Similar to American author, Toni Morrison, I hold the morning’s first light as a special, almost religious experience. But unlike Toni, who uses sunrise as her ritual signal to start work, I prefer to meditate as the sun rises. Then,rain, shine, sleet or snow, I head outside with the dog for a 20-minute walk around before the neighbors are up.
After the dog walk, my exercise, and breakfast, I start my second short shift of writing, working on easier to create projects, like new workouts and articles for my fitness business, Turbulence Training. Many authors throughout the course of history, from Charles Darwin to Stephen King, did the hardest writing first thing in the morning, and then moved to easier work, such as answering letters or dealing with their publishers in the afternoon. My workday concludes with a light lunch after which I might check my work email or do phone interviews.
Doggy duty (and doody) calls again at 4pm. We retrace the morning route, but this time we share the sidewalk with schoolchildren and their parents. When we return, ol’ Bally the Dog eats his dinner in the garage while I read the local paper, and then we head inside to get cleaned up. A few nights per week I’ll head out to meet friends while on other nights I’ll enjoy a home-cooked meal and sit by the fireplace reading (currently Taleb’s Antifragile).
Great results come from an effective routine, no matter if you are on Team 4:30am with Baker and Ballantyne or Team Late Night with Beatty, Beckett, Picasso, Proust, and Kafka.
Either way, you must be structured, for that is the best daily routine.
And if you are, you will be free.
“We’re far more likely to accomplish what we schedule,” writes Tony Schwartz, co-author of The Power of Full Engagement, “Rituals are behaviors that become automatic so that we no longer have to think about doing them. Doing the most important thing first in the morning is one of mine.”
I encourage you to add more structure to your day. Randomness works poorly. The world’s greatest authors, thinkers, composers, and painters have recognized this for centuries.
“Discipline and freedom are not mutually exclusive but mutually dependent because otherwise, you’d sink into chaos,” said Paulo Coelho, author of The Alchemist, “Freedom is not the absence of commitments, but the ability to choose – and commit myself to – what is best for me.”
Know what is right for you. Identify your magic time. Ruthlessly protect it. Set up the routines that bring forth your best.
B.F. Skinner followed his morning magic time routine seven days a week, holidays included, for decades, all the way up until only a few days before his death, at the age of 86, in 1990. His work lives on.

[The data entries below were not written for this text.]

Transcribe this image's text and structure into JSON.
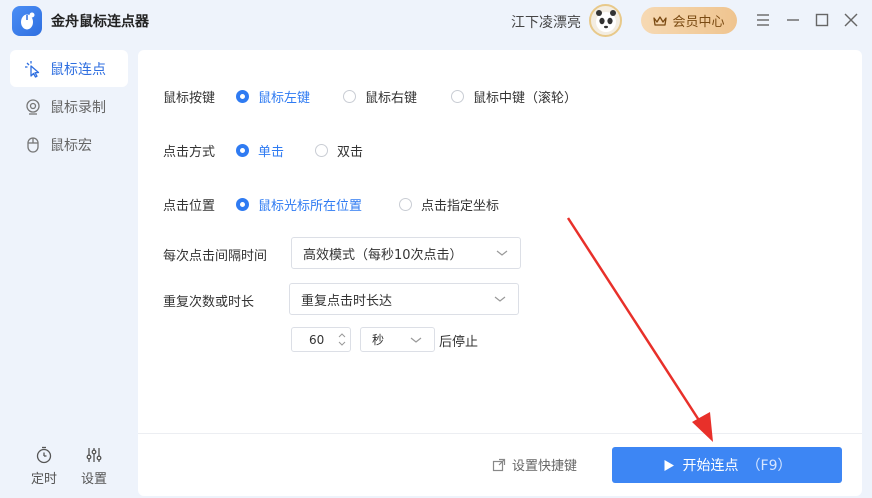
{
  "app": {
    "title": "金舟鼠标连点器",
    "username": "江下凌漂亮",
    "vip_label": "会员中心"
  },
  "sidebar": {
    "items": [
      {
        "label": "鼠标连点",
        "icon": "cursor-click-icon",
        "active": true
      },
      {
        "label": "鼠标录制",
        "icon": "record-icon",
        "active": false
      },
      {
        "label": "鼠标宏",
        "icon": "mouse-icon",
        "active": false
      }
    ],
    "bottom": [
      {
        "label": "定时",
        "icon": "timer-icon"
      },
      {
        "label": "设置",
        "icon": "sliders-icon"
      }
    ]
  },
  "main": {
    "mouse_button": {
      "label": "鼠标按键",
      "options": [
        "鼠标左键",
        "鼠标右键",
        "鼠标中键（滚轮）"
      ],
      "selected": 0
    },
    "click_mode": {
      "label": "点击方式",
      "options": [
        "单击",
        "双击"
      ],
      "selected": 0
    },
    "click_position": {
      "label": "点击位置",
      "options": [
        "鼠标光标所在位置",
        "点击指定坐标"
      ],
      "selected": 0
    },
    "interval": {
      "label": "每次点击间隔时间",
      "value": "高效模式（每秒10次点击）"
    },
    "repeat": {
      "label": "重复次数或时长",
      "value": "重复点击时长达"
    },
    "duration": {
      "value": "60",
      "unit": "秒",
      "suffix": "后停止"
    },
    "shortcut_label": "设置快捷键",
    "start_label": "开始连点",
    "start_hotkey": "（F9）"
  },
  "colors": {
    "accent": "#2f7bf2",
    "button": "#3d86f4",
    "arrow": "#e8302a"
  }
}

Will the time you spend, the work you do, the legacy you build, the family values you nurture, live on?
Take 30 minutes this weekend and analyze your day. Plot a routine. Spend a day on this scheme. Be productive and leave your enduring legacy.
[Ed Note: Craig Ballantyne is the editor of Early to Rise (Join him on Facebook here) and the author of Financial Independence Monthly, a complete blueprint to helping you take control of your financial future with research of proven methods in your career, in your business and in your personal life. He has created a unique system to show gratitude and appreciation to stay on track for these goals each and every day. Click here to follow the exact 5-minute system you can use to improve your life.]